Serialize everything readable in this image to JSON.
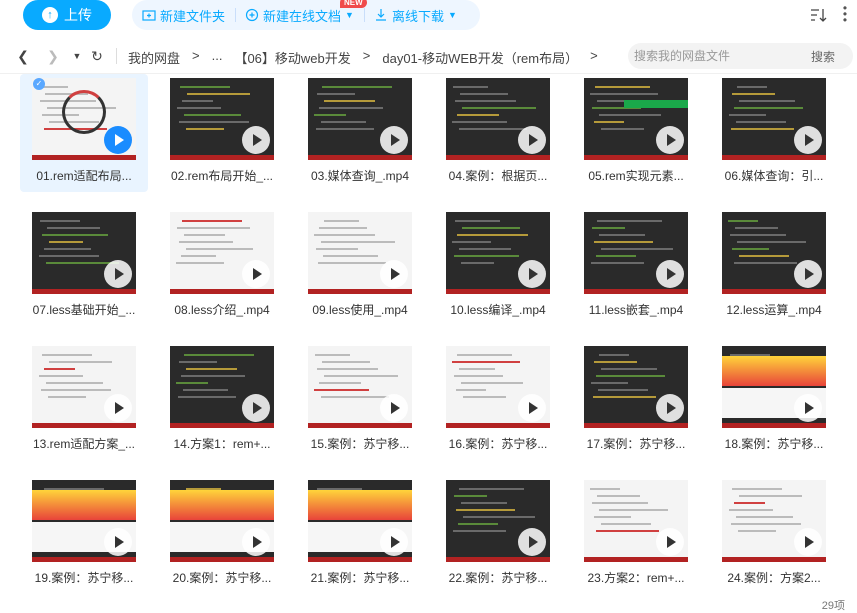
{
  "toolbar": {
    "upload_label": "上传",
    "new_folder_label": "新建文件夹",
    "new_online_doc_label": "新建在线文档",
    "new_badge": "NEW",
    "offline_download_label": "离线下载"
  },
  "nav": {
    "crumbs": [
      "我的网盘",
      ">",
      "...",
      "【06】移动web开发",
      ">",
      "day01-移动WEB开发（rem布局）",
      ">"
    ],
    "search_placeholder": "搜索我的网盘文件",
    "search_button": "搜索"
  },
  "files": [
    {
      "name": "01.rem适配布局...",
      "kind": "title"
    },
    {
      "name": "02.rem布局开始_...",
      "kind": "dark"
    },
    {
      "name": "03.媒体查询_.mp4",
      "kind": "dark"
    },
    {
      "name": "04.案例：根据页...",
      "kind": "dark"
    },
    {
      "name": "05.rem实现元素...",
      "kind": "green"
    },
    {
      "name": "06.媒体查询：引...",
      "kind": "dark"
    },
    {
      "name": "07.less基础开始_...",
      "kind": "dark"
    },
    {
      "name": "08.less介绍_.mp4",
      "kind": "light"
    },
    {
      "name": "09.less使用_.mp4",
      "kind": "light"
    },
    {
      "name": "10.less编译_.mp4",
      "kind": "dark"
    },
    {
      "name": "11.less嵌套_.mp4",
      "kind": "dark"
    },
    {
      "name": "12.less运算_.mp4",
      "kind": "dark"
    },
    {
      "name": "13.rem适配方案_...",
      "kind": "light"
    },
    {
      "name": "14.方案1：rem+...",
      "kind": "dark"
    },
    {
      "name": "15.案例：苏宁移...",
      "kind": "light"
    },
    {
      "name": "16.案例：苏宁移...",
      "kind": "light"
    },
    {
      "name": "17.案例：苏宁移...",
      "kind": "dark"
    },
    {
      "name": "18.案例：苏宁移...",
      "kind": "shop"
    },
    {
      "name": "19.案例：苏宁移...",
      "kind": "shop"
    },
    {
      "name": "20.案例：苏宁移...",
      "kind": "shop"
    },
    {
      "name": "21.案例：苏宁移...",
      "kind": "shop"
    },
    {
      "name": "22.案例：苏宁移...",
      "kind": "dark"
    },
    {
      "name": "23.方案2：rem+...",
      "kind": "light"
    },
    {
      "name": "24.案例：方案2...",
      "kind": "light"
    }
  ],
  "footer": {
    "count": "29项"
  },
  "colors": {
    "accent": "#09aaff",
    "selected_bg": "#e9f4ff",
    "video_bar": "#b22222"
  }
}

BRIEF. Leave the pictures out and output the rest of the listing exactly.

SOLUTION.
Serialize everything readable in this image to JSON.
{
  "toolbar": {
    "upload_label": "上传",
    "new_folder_label": "新建文件夹",
    "new_online_doc_label": "新建在线文档",
    "new_badge": "NEW",
    "offline_download_label": "离线下载"
  },
  "nav": {
    "crumbs": [
      "我的网盘",
      ">",
      "...",
      "【06】移动web开发",
      ">",
      "day01-移动WEB开发（rem布局）",
      ">"
    ],
    "search_placeholder": "搜索我的网盘文件",
    "search_button": "搜索"
  },
  "files": [
    {
      "name": "01.rem适配布局...",
      "kind": "title"
    },
    {
      "name": "02.rem布局开始_...",
      "kind": "dark"
    },
    {
      "name": "03.媒体查询_.mp4",
      "kind": "dark"
    },
    {
      "name": "04.案例：根据页...",
      "kind": "dark"
    },
    {
      "name": "05.rem实现元素...",
      "kind": "green"
    },
    {
      "name": "06.媒体查询：引...",
      "kind": "dark"
    },
    {
      "name": "07.less基础开始_...",
      "kind": "dark"
    },
    {
      "name": "08.less介绍_.mp4",
      "kind": "light"
    },
    {
      "name": "09.less使用_.mp4",
      "kind": "light"
    },
    {
      "name": "10.less编译_.mp4",
      "kind": "dark"
    },
    {
      "name": "11.less嵌套_.mp4",
      "kind": "dark"
    },
    {
      "name": "12.less运算_.mp4",
      "kind": "dark"
    },
    {
      "name": "13.rem适配方案_...",
      "kind": "light"
    },
    {
      "name": "14.方案1：rem+...",
      "kind": "dark"
    },
    {
      "name": "15.案例：苏宁移...",
      "kind": "light"
    },
    {
      "name": "16.案例：苏宁移...",
      "kind": "light"
    },
    {
      "name": "17.案例：苏宁移...",
      "kind": "dark"
    },
    {
      "name": "18.案例：苏宁移...",
      "kind": "shop"
    },
    {
      "name": "19.案例：苏宁移...",
      "kind": "shop"
    },
    {
      "name": "20.案例：苏宁移...",
      "kind": "shop"
    },
    {
      "name": "21.案例：苏宁移...",
      "kind": "shop"
    },
    {
      "name": "22.案例：苏宁移...",
      "kind": "dark"
    },
    {
      "name": "23.方案2：rem+...",
      "kind": "light"
    },
    {
      "name": "24.案例：方案2...",
      "kind": "light"
    }
  ],
  "footer": {
    "count": "29项"
  },
  "colors": {
    "accent": "#09aaff",
    "selected_bg": "#e9f4ff",
    "video_bar": "#b22222"
  }
}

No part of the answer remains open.